CITIGROUP, INC. (Citi) expects Philippine headline inflation to average 5.3% this year, above the central bank’s 2-4% target, with food prices remaining elevated and subject to further upside due to weather disturbances.
“Our expectation for inflation this year is still pretty high at 5.3% on average, before lowering to about 3.3% next year,” Citi Economist for Thailand and the Philippines Nalin Chutchotitham said in a media briefing on Wednesday.
The bank sees inflation at 7.1% in the first quarter, 5.9% in the second, 4.9% in the third, and 3.6% in the fourth quarter.
Ms. Chutchotitham noted that the main factors driving the estimate are the continued pass-through of higher production costs in 2022 into 2023, import dependency in certain food items, and robust domestic demand, causing inflation to broaden towards services as well as goods.
“There are still some concerns about agricultural production and also potential severe weather impacting agricultural production projections,” she added.
Ms. Chutchotitham also noted that the bank is also keeping an eye on how food inflation reacts to strong domestic demand.
The Bangko Sentral ng Pilipinas (BSP) will be closely watching inflation, Citi noted, with the central bank expected to hike rates by 25 basis points (bps) in the next policy setting meeting in mid-February.
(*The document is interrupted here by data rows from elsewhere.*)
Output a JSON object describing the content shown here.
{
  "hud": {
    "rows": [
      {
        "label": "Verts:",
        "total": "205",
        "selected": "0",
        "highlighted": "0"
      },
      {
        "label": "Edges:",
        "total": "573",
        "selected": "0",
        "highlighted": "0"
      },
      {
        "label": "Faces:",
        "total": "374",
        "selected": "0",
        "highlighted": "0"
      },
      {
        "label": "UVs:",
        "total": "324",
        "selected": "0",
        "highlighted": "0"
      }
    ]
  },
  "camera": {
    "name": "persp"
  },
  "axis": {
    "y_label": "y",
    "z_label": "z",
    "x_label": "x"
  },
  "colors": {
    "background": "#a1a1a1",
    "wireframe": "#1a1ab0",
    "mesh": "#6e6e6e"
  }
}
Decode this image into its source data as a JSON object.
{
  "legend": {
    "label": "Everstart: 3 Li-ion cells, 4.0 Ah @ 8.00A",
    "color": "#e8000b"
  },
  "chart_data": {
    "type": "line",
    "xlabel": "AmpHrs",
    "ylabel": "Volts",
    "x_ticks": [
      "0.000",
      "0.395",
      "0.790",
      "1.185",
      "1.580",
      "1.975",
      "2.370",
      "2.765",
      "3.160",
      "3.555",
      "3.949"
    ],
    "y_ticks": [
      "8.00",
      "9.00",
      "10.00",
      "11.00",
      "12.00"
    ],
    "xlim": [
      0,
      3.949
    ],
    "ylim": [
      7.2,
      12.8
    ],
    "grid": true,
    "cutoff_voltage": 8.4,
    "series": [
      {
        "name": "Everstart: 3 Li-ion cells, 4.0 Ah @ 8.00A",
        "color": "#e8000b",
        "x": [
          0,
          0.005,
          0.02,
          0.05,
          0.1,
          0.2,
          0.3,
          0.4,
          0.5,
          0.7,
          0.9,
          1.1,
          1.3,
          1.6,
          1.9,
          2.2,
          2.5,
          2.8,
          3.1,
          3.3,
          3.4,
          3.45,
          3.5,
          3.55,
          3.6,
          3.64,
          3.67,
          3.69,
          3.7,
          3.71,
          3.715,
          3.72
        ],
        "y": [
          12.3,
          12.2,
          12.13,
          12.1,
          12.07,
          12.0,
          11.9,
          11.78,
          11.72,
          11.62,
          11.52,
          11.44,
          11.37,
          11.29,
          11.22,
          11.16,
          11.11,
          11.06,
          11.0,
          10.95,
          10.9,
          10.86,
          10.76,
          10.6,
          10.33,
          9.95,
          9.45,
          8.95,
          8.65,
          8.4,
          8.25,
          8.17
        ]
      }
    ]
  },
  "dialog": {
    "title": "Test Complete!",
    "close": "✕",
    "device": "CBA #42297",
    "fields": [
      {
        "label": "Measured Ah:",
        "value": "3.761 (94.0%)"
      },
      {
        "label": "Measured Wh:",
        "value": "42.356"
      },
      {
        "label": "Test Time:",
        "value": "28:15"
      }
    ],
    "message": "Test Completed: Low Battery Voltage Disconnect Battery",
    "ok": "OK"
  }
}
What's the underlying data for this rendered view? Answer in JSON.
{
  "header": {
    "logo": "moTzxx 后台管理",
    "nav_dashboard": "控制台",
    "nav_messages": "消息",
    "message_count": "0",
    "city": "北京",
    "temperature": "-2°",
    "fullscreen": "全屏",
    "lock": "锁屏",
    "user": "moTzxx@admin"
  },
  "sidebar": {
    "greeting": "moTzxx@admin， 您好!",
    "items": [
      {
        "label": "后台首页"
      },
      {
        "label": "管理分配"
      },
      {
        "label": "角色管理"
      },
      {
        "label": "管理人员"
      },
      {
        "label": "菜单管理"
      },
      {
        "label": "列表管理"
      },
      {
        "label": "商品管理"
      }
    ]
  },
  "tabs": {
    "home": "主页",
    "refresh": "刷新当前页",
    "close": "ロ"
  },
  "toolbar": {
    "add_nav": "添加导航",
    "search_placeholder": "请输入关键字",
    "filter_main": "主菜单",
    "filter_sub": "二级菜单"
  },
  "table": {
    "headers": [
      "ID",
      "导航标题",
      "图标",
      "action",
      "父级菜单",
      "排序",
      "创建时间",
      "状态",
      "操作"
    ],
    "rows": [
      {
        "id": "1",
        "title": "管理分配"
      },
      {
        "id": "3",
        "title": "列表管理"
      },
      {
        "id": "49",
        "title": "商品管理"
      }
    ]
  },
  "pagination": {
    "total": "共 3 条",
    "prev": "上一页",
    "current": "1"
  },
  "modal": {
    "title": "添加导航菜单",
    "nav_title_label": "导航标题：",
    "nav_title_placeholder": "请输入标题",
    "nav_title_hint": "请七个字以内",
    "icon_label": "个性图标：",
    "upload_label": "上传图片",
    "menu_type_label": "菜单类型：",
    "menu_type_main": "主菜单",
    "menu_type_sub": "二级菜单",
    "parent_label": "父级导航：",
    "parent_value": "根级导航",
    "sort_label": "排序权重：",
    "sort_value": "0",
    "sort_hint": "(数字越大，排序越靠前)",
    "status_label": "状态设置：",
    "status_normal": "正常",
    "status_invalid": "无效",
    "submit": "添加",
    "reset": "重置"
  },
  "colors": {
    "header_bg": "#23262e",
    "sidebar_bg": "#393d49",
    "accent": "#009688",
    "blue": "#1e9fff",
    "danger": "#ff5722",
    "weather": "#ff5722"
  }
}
Monetary authorities have downplayed the need for any further “jumbo” rate hikes.
The BSP hiked benchmark rates by 350 bps in 2022, bringing its key rate to a 14-year high of 5.5%, from a record low of 2% in 2021. The next meeting is scheduled for Feb. 16.
Ms. Chutchotitham said Citi expects the BSP to hike rates by only 50 bps this year, bringing the key rate to 6%. It expects this to happen within the first half, she added.
Citi sees economic growth this year slowing to 6.2% from 2022’s 7.6%, due to higher financing costs and expectations of a global slowdown.
The 2022 reading was the highest since 1976 amid robust domestic demand, the Philippine Statistics Authority said.
Going forward, Citi expects the BSP to bring policy rates to above 4% by the end of 2024, which will help ease overall financing costs.
Ms. Chutchotitham expects the Philippines to continue its rapid growth trajectory from last year.
Gross domestic product in the fourth quarter expanded 7.2%, against the 7.6% posted in the third quarter and 7.8% a year earlier.
“As you can see from the momentum of gross domestic product over the past few quarters, we can see that household spending remains well supported by the strong employment growth,” Ms. Chutchotitham said.
“We do also see the younger population supporting overall spending and labor income growth,” she added.
The expected easing in inflation, as well as the revival of tourism, remittances, investment and public spending will be the main drivers of the growth forecast for this year, Ms. Chutchotitham said. — Aaron Michael C. Sy